Ignorance was bliss, and getting caught up, even for a few minutes, in what a football season might look like was a welcome mental escape. The fire's burning all around and you're gleefully drinking cans of Summer Ale in the driveway because the flames haven't reached your neighborhood.
Prominent industry source: "I think by the end of the week the fall sports will be postponed in all conferences."— Pat Forde (@ByPatForde) August 8, 2020
Source: Big Ten presidents are meeting today. All options are on the table. There's some presidential momentum for canceling the fall football season. It's unknown if there's enough support to make that decision today.— Pete Thamel (@PeteThamel) August 8, 2020
And maybe they won't.
But I'm a believer in expectations management, underpromise and overdeliver, and for a few minutes this week I bought into a football season. The return on a penny stock seems more promising.
The bigger picture puts a football season (or lack thereof) into the proper perspective. There are more important things at stake, namely the immediate and unknown health concerns caused by COVID. (And I write that as the owner of a small business that has and will feel the financial impact of the pandemic.)
The reason the SEC pushed to September 26th was stalling. No one knows anything for sure, and that includes them and every other conference.
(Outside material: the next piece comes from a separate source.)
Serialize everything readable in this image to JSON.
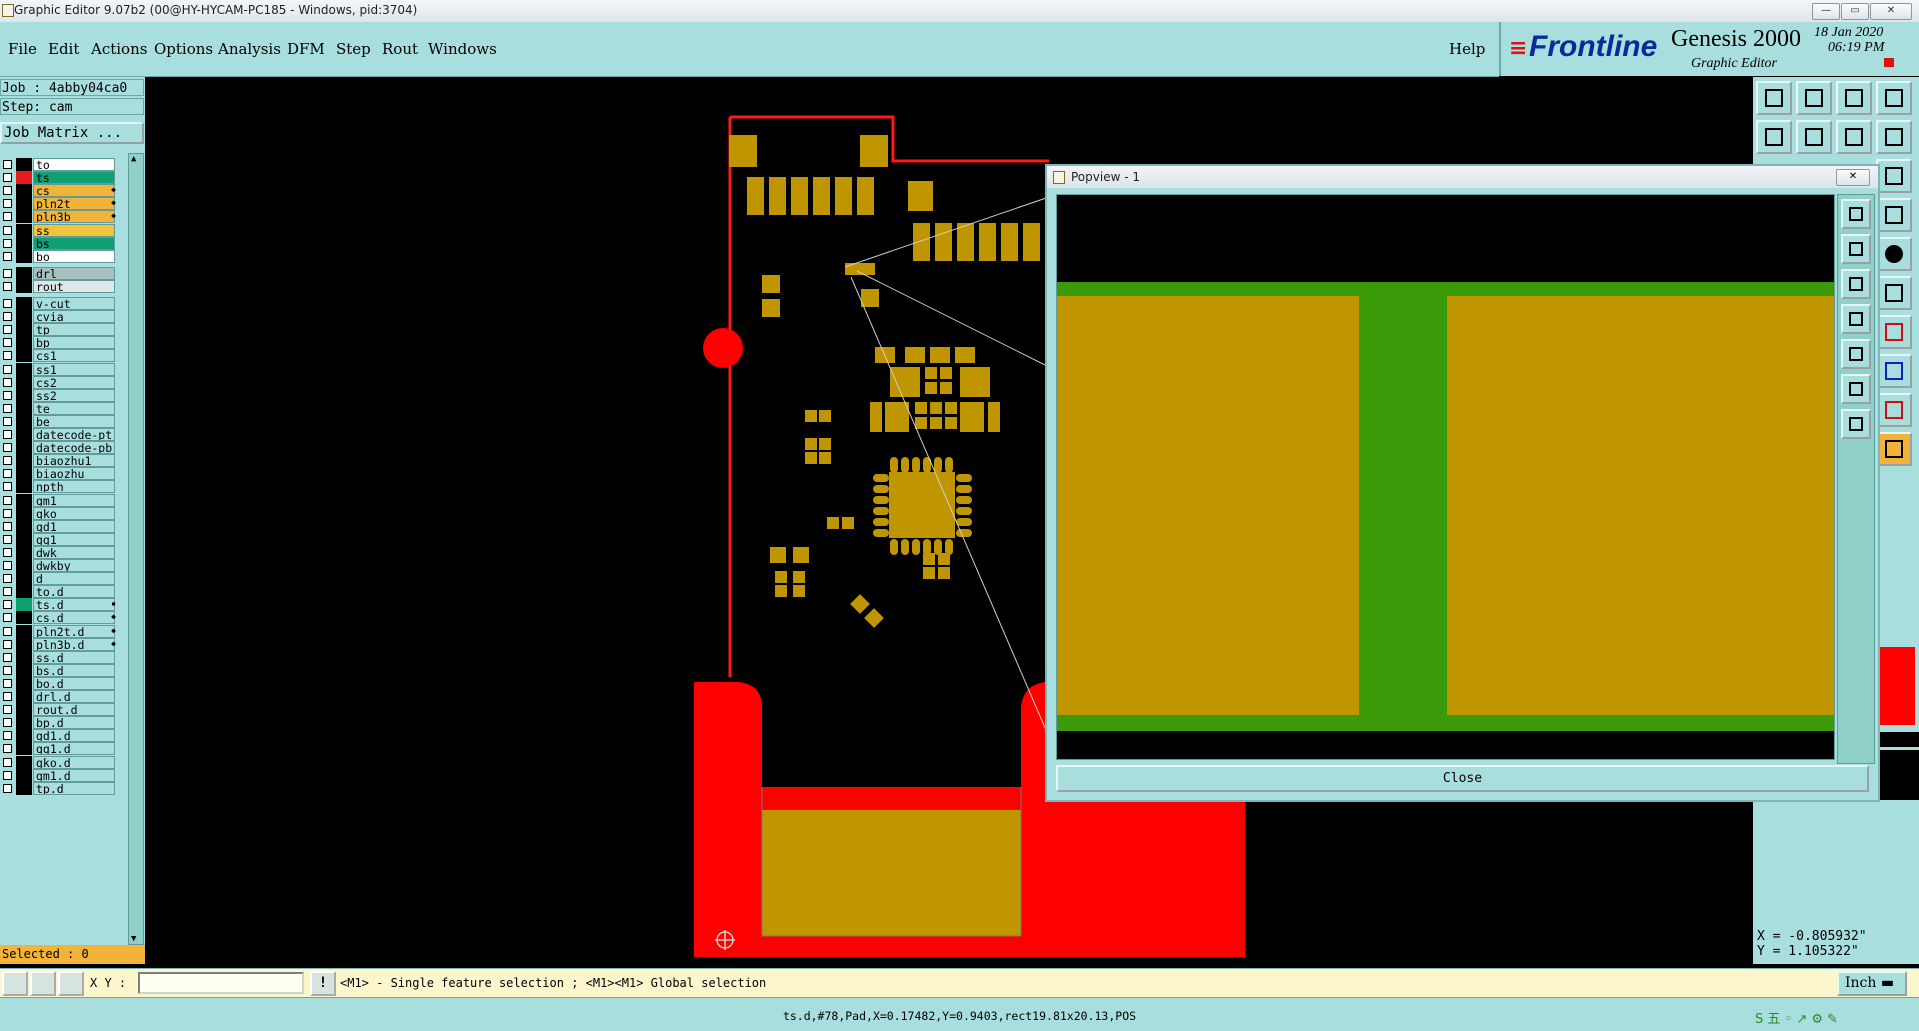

They're hoping for outs at this point and there aren't many besides bubbling up.— BUM CHILLUPS, NPR CLASS PUNDIT (@edsbs) August 8, 2020
It's certainly a #PuntingIsWinning strategy right now for the Power 5 conferences. It remains to be seen how long the plane sits on tarmac for though. The NBA has operated successfully in a bubble to contain the virus, and that plan seems most prudent for any league that wants to play sports, but college administrators are committed to not doing anything that would further distinguish a "student athlete" from an ordinary one, especially now that the athletes are coming for a piece of the
piecake. They will preserve the amateur model at all costs to minimize expenses (labor) over the long term. Morph campuses into sports bubbles and all of a sudden the dealer is playing with both cards up, and the house ain't winning anymore.
It's disingenuous to say safety hasn't been a concern for presidents and athletic directors, but the cash cow has been considered right along with it. The thinking to trust college students at-large to come back to campus and follow any guidelines for an extended period of time contradicts conventional wisdom, and the adults in the room should know better.
Power 5 source to @Stadium: "College football season is done. I don't think everyone immediately follows MAC, but it gives other league presidents 1 more reason to make an easier decision. Biggest thing is unknown long-term impact of COVID & liability issues involved"— Brett McMurphy (@Brett_McMurphy) August 8, 2020
Whit Babock summed up the situation to reporters on Wednesday like this:
"We're all tiptoeing forward until we can't. We want to absolutely do it safely. We want to provide competition opportunities, and if we can't do it in the fall, we'll move it back and move it back and try to do that."
That made me think of Zeno's Dichotomy paradox.
Suppose Atalanta wishes to walk to the end of a path. Before she can get there, she must get halfway there. Before she can get halfway there, she must get a quarter of the way there. Before traveling a quarter, she must travel one-eighth; before an eighth, one-sixteenth; and so on.
In both cases, it feels more and more like we don't reach the end, and who the hell knows where we end up.